Cloudy Future for Domestic Indian Aircraft Production
NEW DELHI — India’s quest to build fighter jets through its “Make in India” industry initiative may not be realistic in the near future due to a financial crunch and the lack of in-house building capability, forcing continued reliance on imports, said officials and defense analysts.
The government wants to build over 250 fighters in the next 20 years at a cost of more than $200 billion, which will cover life-cycle cost as well, said an Indian Defence Ministry source.
India is yet to sign the contract to purchase 36 Rafale aircraft from France. Moreover, the serial production of the home-grown Light Combat Aircraft (LCA) Mark-1 cannot achieve its operational clearance without foreign support. The co-development and joint production of Fifth Generation Fighter Aircraft (FGFA) with Russia faces delays, and there is no clarity on the status of the Advanced Medium Combat Aircraft (AMCA).
According to Air Force projections, fighter aircraft strength is down to 25 squadrons as against the required strength of 45 squadrons. In addition, 14 squadrons equipped with Russian-made MiG-21 and MiG-27 fighters will be phased out by 2024.
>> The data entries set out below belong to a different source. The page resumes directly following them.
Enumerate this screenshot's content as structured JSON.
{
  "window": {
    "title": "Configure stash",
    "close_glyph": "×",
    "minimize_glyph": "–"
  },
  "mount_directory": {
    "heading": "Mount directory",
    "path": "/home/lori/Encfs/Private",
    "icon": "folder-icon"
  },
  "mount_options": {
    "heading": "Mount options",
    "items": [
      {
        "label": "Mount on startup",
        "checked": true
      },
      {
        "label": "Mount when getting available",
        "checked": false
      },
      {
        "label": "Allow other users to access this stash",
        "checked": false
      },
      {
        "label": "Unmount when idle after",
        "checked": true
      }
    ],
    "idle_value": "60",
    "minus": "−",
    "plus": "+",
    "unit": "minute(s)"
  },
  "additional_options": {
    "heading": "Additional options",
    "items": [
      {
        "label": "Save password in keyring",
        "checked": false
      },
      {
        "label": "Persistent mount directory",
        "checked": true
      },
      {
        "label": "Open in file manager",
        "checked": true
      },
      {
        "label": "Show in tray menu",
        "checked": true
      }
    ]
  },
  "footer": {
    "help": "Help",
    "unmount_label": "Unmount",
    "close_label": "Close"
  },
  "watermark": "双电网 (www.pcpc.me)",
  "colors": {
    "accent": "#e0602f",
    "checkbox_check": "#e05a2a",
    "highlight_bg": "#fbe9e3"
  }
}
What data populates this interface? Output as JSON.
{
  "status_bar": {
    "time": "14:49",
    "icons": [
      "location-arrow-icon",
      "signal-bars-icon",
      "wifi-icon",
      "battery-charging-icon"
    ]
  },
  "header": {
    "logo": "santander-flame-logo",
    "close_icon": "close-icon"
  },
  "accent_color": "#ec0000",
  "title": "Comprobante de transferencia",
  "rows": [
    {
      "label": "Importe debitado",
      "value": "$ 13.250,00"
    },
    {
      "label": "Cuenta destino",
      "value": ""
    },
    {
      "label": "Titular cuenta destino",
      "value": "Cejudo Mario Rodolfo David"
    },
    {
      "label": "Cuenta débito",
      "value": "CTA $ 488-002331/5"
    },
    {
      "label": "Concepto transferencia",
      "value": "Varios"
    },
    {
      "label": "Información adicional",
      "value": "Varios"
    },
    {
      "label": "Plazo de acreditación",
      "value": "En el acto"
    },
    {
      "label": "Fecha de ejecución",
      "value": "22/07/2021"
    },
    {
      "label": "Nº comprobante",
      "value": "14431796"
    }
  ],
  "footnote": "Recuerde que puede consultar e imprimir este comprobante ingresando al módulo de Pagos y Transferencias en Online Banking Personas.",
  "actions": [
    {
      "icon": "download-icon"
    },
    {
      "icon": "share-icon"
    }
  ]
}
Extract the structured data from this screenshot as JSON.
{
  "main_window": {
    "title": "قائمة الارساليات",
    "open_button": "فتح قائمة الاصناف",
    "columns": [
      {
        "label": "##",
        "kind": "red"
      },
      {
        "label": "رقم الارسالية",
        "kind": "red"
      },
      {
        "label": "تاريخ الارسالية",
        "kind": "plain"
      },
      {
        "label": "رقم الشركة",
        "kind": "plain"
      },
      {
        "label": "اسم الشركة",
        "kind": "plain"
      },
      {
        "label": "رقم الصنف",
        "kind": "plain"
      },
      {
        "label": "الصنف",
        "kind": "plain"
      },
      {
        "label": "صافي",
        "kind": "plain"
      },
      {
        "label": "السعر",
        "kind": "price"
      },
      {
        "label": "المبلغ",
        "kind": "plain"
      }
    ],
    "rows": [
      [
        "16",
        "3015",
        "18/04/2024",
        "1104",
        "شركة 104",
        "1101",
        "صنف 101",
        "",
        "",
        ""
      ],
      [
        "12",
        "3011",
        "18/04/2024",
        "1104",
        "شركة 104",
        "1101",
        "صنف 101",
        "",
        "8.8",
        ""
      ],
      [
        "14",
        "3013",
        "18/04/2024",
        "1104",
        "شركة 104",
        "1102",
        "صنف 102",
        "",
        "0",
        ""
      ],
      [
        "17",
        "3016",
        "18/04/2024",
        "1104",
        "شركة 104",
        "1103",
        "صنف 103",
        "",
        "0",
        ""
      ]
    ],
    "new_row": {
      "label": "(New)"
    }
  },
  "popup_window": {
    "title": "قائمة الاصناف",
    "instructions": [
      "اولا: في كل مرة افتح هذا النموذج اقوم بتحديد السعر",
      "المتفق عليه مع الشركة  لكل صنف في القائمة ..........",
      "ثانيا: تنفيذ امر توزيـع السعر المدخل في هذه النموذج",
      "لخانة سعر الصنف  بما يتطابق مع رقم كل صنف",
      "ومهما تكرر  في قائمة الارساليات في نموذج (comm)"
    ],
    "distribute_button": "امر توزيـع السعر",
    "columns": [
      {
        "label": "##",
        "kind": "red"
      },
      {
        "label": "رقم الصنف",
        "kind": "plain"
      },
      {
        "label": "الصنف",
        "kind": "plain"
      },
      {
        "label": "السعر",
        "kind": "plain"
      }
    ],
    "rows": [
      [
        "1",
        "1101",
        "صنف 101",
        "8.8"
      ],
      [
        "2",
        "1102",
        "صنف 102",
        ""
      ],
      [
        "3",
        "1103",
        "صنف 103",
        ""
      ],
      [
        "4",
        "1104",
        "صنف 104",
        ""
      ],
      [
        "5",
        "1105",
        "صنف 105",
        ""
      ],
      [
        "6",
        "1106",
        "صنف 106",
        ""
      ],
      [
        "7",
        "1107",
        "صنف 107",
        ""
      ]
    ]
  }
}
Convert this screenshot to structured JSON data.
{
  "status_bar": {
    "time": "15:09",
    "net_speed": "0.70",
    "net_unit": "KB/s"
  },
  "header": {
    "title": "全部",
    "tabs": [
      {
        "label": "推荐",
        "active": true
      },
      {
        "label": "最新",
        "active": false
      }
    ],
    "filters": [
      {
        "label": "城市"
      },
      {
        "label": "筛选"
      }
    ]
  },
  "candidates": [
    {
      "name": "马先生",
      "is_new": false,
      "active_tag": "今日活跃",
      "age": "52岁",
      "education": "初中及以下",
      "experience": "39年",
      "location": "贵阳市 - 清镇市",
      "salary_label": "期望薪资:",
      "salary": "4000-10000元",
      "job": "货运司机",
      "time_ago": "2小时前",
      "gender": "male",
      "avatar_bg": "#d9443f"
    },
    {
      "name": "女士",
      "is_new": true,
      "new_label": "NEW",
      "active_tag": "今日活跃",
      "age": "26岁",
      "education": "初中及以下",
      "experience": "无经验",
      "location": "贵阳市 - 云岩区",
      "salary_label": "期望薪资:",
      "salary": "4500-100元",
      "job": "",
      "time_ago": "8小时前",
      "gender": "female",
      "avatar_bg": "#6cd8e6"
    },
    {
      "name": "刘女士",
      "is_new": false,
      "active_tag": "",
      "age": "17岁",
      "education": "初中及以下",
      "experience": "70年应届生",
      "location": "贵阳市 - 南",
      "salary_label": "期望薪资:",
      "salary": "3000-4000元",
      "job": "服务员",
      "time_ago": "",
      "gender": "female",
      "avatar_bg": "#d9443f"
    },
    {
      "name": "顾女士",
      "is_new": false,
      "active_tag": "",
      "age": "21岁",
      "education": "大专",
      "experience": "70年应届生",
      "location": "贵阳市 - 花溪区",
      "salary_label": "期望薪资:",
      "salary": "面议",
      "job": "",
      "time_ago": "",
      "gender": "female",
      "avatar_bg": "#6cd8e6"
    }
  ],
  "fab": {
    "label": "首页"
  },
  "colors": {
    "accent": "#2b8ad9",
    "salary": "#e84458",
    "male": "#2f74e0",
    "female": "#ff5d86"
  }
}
“We are not sure if we will be satisfied with only 36 Rafale fighters and there is also uncertainty when 120 LCA Mark-1 will be inducted,” said the Air Force official. “We certainly need additional Rafale fighters to boost the fighter strength. With the slow pace of fighter inductions, IAF will need at least two decades to attain its authorized fighter strength of 45 squadrons,” he added.
Another Air Force official said the government must decide if it would opt for more Rafale fighters or jointly produce single-engine LCA aircraft and accelerate the FGFA project with Russia.
The official noted that by 2032, the Air Force must have 810 fighters or 45 squadrons. The service eventually will have to induct a few dozen squadrons of UAVs to meet threats from both the East and West.
Analysts are unclear how India would meet such an ambitious target.
The domestic private industry is still not mature enough to produce LCA Mark-1 or Mark-2 aircraft plus the AMCA because the supply chain is still developing. Funding worries and political disputes could prevent adequate resources from supporting the huge funds for the homegrown AMCA, said Anil Arora, retired Air Force wing commander and member of Defense Consultants Society of India.
“India will mitigate the risk by either giving repeat orders to France for additional Rafale aircraft or reconsider the fresh offer from any country wanting to make fighters in India,” Arora said. Both options for a medium combat aircraft, whether made in India or foreign produced, will be kept open, Arora said.
However, retired Air Marshal Subhash Bojwani said, “I think the question assumes that AMCA will be an unqualified success, thus closing the door on medium fighters from overseas vendors. At this stage, even before the blueprints are far from complete and first AMCA metal is yet to be cut, it’s totally premature to guess what might happen in this regard.”
Arora asked: “Where are the final specs of LCA Mark-2 and what is the weaponization scheme of LCA Mark-2 as compared to LCA Mark-1. How much of LCA Mark-1 is Indian as of today?”
LCA Mark-2 may be allocated to the private sector due to a shortage of funds. Can India depend on state-owned Hindustan Aeronautics for LCA Mark- 2 and wait for another 30 years, asked Arora.
Bhojwani said, “My wish list would include a mixture of manned and unmanned combat aircraft with the latter being employed for the more hazardous missions. If AMCA makes the cut I would be happy to have it on my inventory of manned aircraft. ”
A senior executive of a private sector defense company, who requested not to be named, said, “If funds are available with the government then LCA Mark-2 will see the light of the day in 20 years. One more option of the public-private-partnership model would be a better idea to boost the Indian Industry. The LCA Mark- 2 will be successful if India gets some export orders, in addition to IAF requirements and a new joint venture [with overseas help] will have to be created which gets the strategic partnership for this project.”